WHEN the British left India in 1947, their centuries-long love of curry went with them. Over the years, British soldiers and civilians working in India developed a liking for the hot, spicy foods of the sub-continent and brought the curries home.

Today, Britain is a nation of curry fanatics – it's said there are more Indian restaurants in London than in Delhi and, say some aficionados, the curries in London are better.

When the British established themselves in India, it soon became clear that the eating habits of home had to change to accommodate the hot, steamy days and nights. Given the climate, lunch soon became a much lighter meal for the Brits.
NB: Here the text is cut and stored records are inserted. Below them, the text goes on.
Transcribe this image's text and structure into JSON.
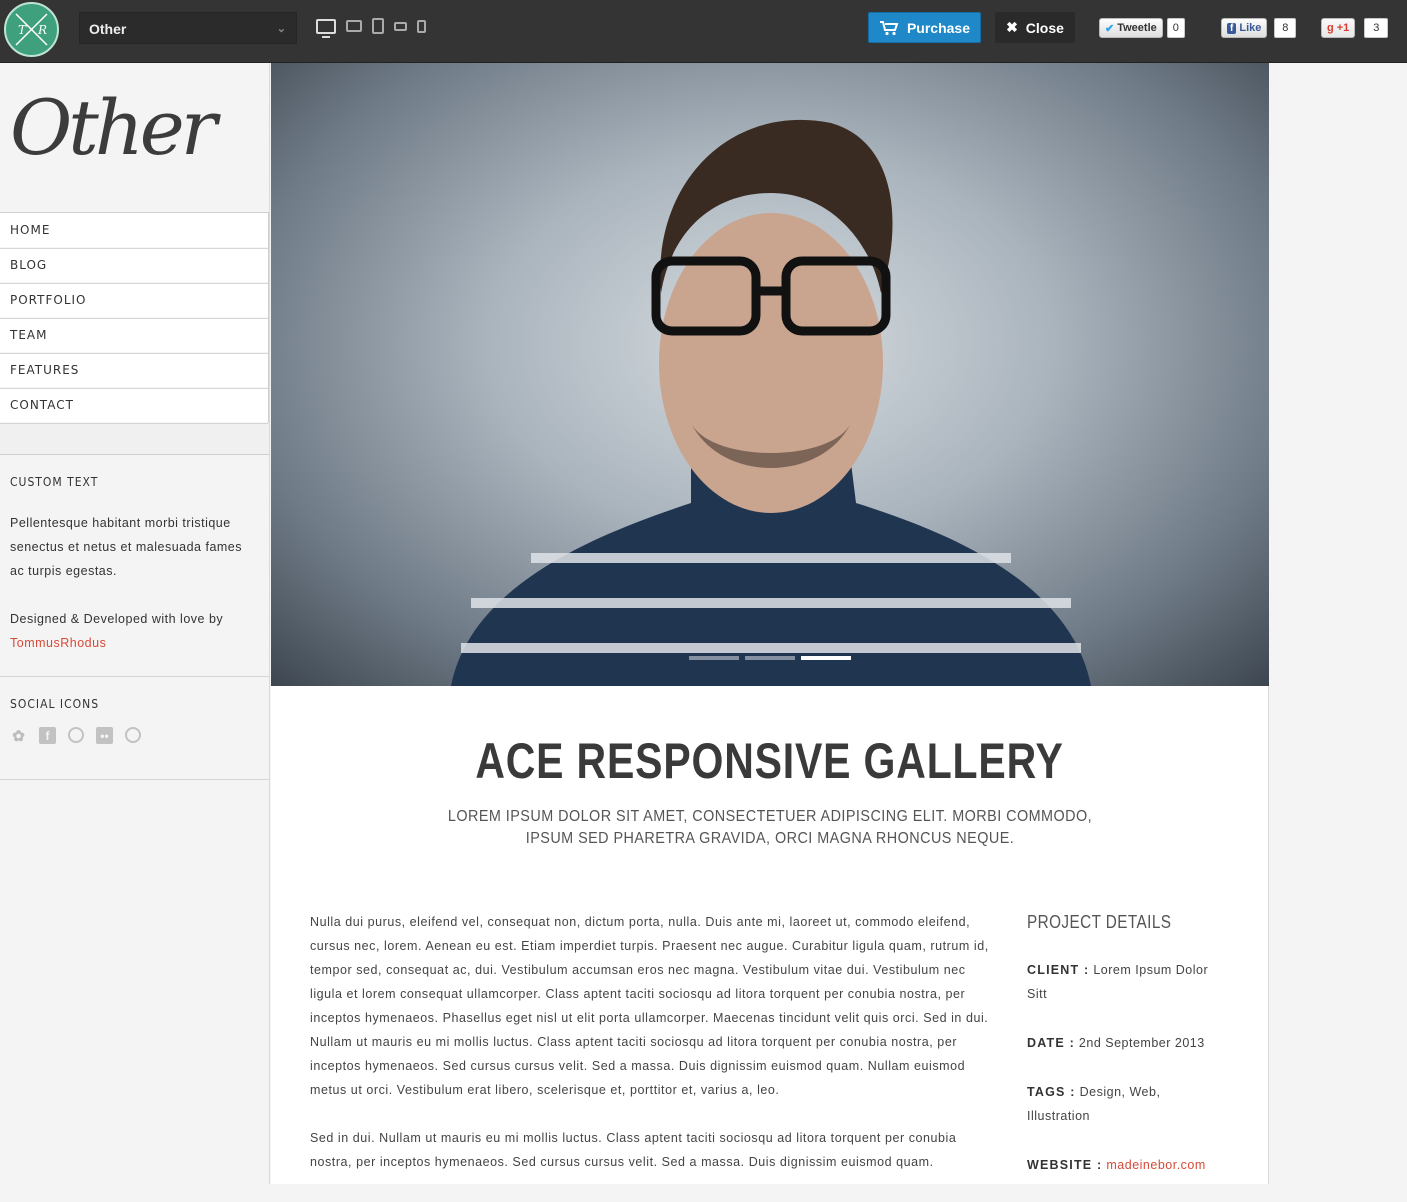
{
  "topbar": {
    "logo_letters": [
      "T",
      "R"
    ],
    "theme_select_value": "Other",
    "devices": [
      "desktop",
      "tablet-landscape",
      "tablet-portrait",
      "phone-landscape",
      "phone-portrait"
    ],
    "purchase_label": "Purchase",
    "close_label": "Close",
    "tweet_label": "Tweetle",
    "tweet_count": "0",
    "like_label": "Like",
    "like_count": "8",
    "plusone_label": "+1",
    "plusone_count": "3"
  },
  "sidebar": {
    "logo_text": "Other",
    "nav": [
      "HOME",
      "BLOG",
      "PORTFOLIO",
      "TEAM",
      "FEATURES",
      "CONTACT"
    ],
    "custom_text": {
      "title": "CUSTOM TEXT",
      "paragraph": "Pellentesque habitant morbi tristique senectus et netus et malesuada fames ac turpis egestas.",
      "credit": "Designed & Developed with love by",
      "credit_link": "TommusRhodus"
    },
    "social": {
      "title": "SOCIAL ICONS",
      "icons": [
        "twitter-icon",
        "facebook-icon",
        "dribbble-icon",
        "flickr-icon",
        "github-icon"
      ]
    }
  },
  "hero": {
    "slides": 3,
    "active_slide": 3
  },
  "project": {
    "title": "ACE RESPONSIVE GALLERY",
    "subtitle": "LOREM IPSUM DOLOR SIT AMET, CONSECTETUER ADIPISCING ELIT. MORBI COMMODO, IPSUM SED PHARETRA GRAVIDA, ORCI MAGNA RHONCUS NEQUE.",
    "paragraphs": [
      "Nulla dui purus, eleifend vel, consequat non, dictum porta, nulla. Duis ante mi, laoreet ut, commodo eleifend, cursus nec, lorem. Aenean eu est. Etiam imperdiet turpis. Praesent nec augue. Curabitur ligula quam, rutrum id, tempor sed, consequat ac, dui. Vestibulum accumsan eros nec magna. Vestibulum vitae dui. Vestibulum nec ligula et lorem consequat ullamcorper. Class aptent taciti sociosqu ad litora torquent per conubia nostra, per inceptos hymenaeos. Phasellus eget nisl ut elit porta ullamcorper. Maecenas tincidunt velit quis orci. Sed in dui. Nullam ut mauris eu mi mollis luctus. Class aptent taciti sociosqu ad litora torquent per conubia nostra, per inceptos hymenaeos. Sed cursus cursus velit. Sed a massa. Duis dignissim euismod quam. Nullam euismod metus ut orci. Vestibulum erat libero, scelerisque et, porttitor et, varius a, leo.",
      "Sed in dui. Nullam ut mauris eu mi mollis luctus. Class aptent taciti sociosqu ad litora torquent per conubia nostra, per inceptos hymenaeos. Sed cursus cursus velit. Sed a massa. Duis dignissim euismod quam."
    ],
    "details_title": "PROJECT DETAILS",
    "client_label": "CLIENT :",
    "client_value": "Lorem Ipsum Dolor Sitt",
    "date_label": "DATE :",
    "date_value": "2nd September 2013",
    "tags_label": "TAGS :",
    "tags_value": "Design, Web, Illustration",
    "website_label": "WEBSITE :",
    "website_value": "madeinebor.com"
  },
  "colors": {
    "accent": "#d64a38",
    "purchase": "#1e88c9",
    "topbar": "#343434",
    "logo_badge": "#3fa07e"
  }
}
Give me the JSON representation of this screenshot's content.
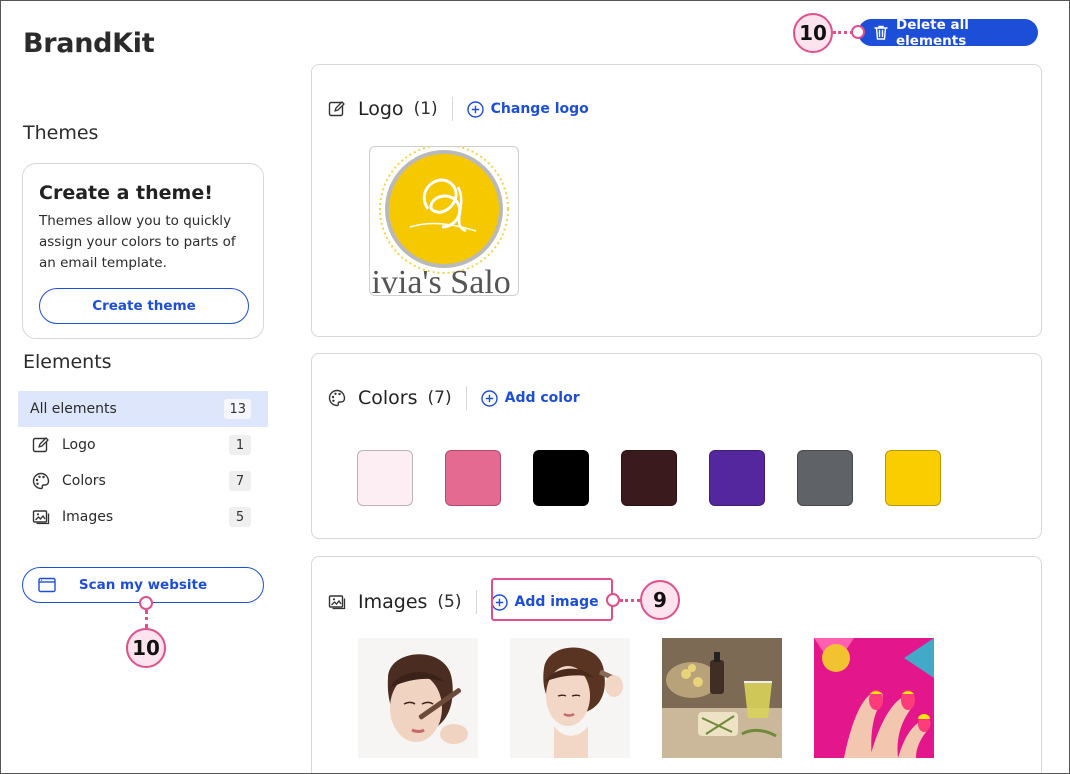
{
  "app": {
    "title": "BrandKit"
  },
  "header": {
    "delete_all_label": "Delete all elements"
  },
  "sidebar": {
    "themes_heading": "Themes",
    "theme_card": {
      "title": "Create a theme!",
      "description": "Themes allow you to quickly assign your colors to parts of an email template.",
      "button_label": "Create theme"
    },
    "elements_heading": "Elements",
    "items": [
      {
        "label": "All elements",
        "count": "13",
        "active": true,
        "icon": "none"
      },
      {
        "label": "Logo",
        "count": "1",
        "active": false,
        "icon": "edit-icon"
      },
      {
        "label": "Colors",
        "count": "7",
        "active": false,
        "icon": "palette-icon"
      },
      {
        "label": "Images",
        "count": "5",
        "active": false,
        "icon": "image-icon"
      }
    ],
    "scan_button_label": "Scan my website"
  },
  "callouts": {
    "delete_all": "10",
    "scan_website": "10",
    "add_image": "9"
  },
  "panels": {
    "logo": {
      "title": "Logo",
      "count": "(1)",
      "action_label": "Change logo",
      "logo_text": "livia's Salo"
    },
    "colors": {
      "title": "Colors",
      "count": "(7)",
      "action_label": "Add color",
      "swatches": [
        "#fdeef3",
        "#e46a92",
        "#000000",
        "#3a1a1c",
        "#55279e",
        "#5f6266",
        "#f9cd00"
      ]
    },
    "images": {
      "title": "Images",
      "count": "(5)",
      "action_label": "Add image"
    }
  },
  "colors": {
    "accent": "#1d4ed8",
    "callout": "#e0508c",
    "active_nav": "#dde6fb"
  }
}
But what to call it? Somehow it became known as “tiffin,” taken from “tiffing,” an old English dialect or slang word for taking a tot of diluted liquor. Why it was not called luncheon is unknown.

Soon having “a spot of tiffin” could mean any culinary indulgence between breakfast and dinner – a bit like merienda in the Philippines.

The tradition of having “a spot of tiffin” is alive and well among expatriate Brits in many parts of the world, including the Philippines.

Every Friday, the Manila British and Commonwealth Club, the oldest membership club in the Philippines dating back to before 1877, presents a Curry Tiffin lunch for members and guests in the Heritage Room at the Elks Club in Makati.

The Friday curry tradition was started around 1893 by the club's associate, the Tiffin Club. Apart from the war years, curry lovers in Manila, have enjoyed a selection of authentic Indian curries almost every Friday since then. When the Tiffin Club closed in 1956, its operations reverted to the Manila Club which carried on the tradition.

But it’s not just Brits who enjoy tucking into tasty authentic Indian curry on a Friday. The lunches are also popular with Filipinos. Bacolod’s very own multi-awarded film-maker Peque Gallaga was a recent guest and said the curries were “outstanding,” adding that “the garam masala in combination with the other spices produced an evocation of the British Raj in the middle of Makati.”

And popular actress and TV host Tessie Tomas was spotted at the club recently enjoying a curry with her British husband Dr. Roger Pullin.

The club’s chef, Esrael “Ace” Vergara, says the club offers a wide variety of curries, including beef rendang, beef vindaloo, chicken molee, chicken tandoori, and beef kofta. “Most of the recipes have been handed down over the years from chef-to-chef,” he says.

The word tiffin is still widely used in India for any hot light meal or snack taken at any time during the day.

Millions of Indians each day carry their tiffin to work in a tiffin box – consisting of a stack of two or three steel or ceramic compartments for each dish. Tiffin boxes can also be found in many other Southeast Asian countries and the fashion is catching on in Europe.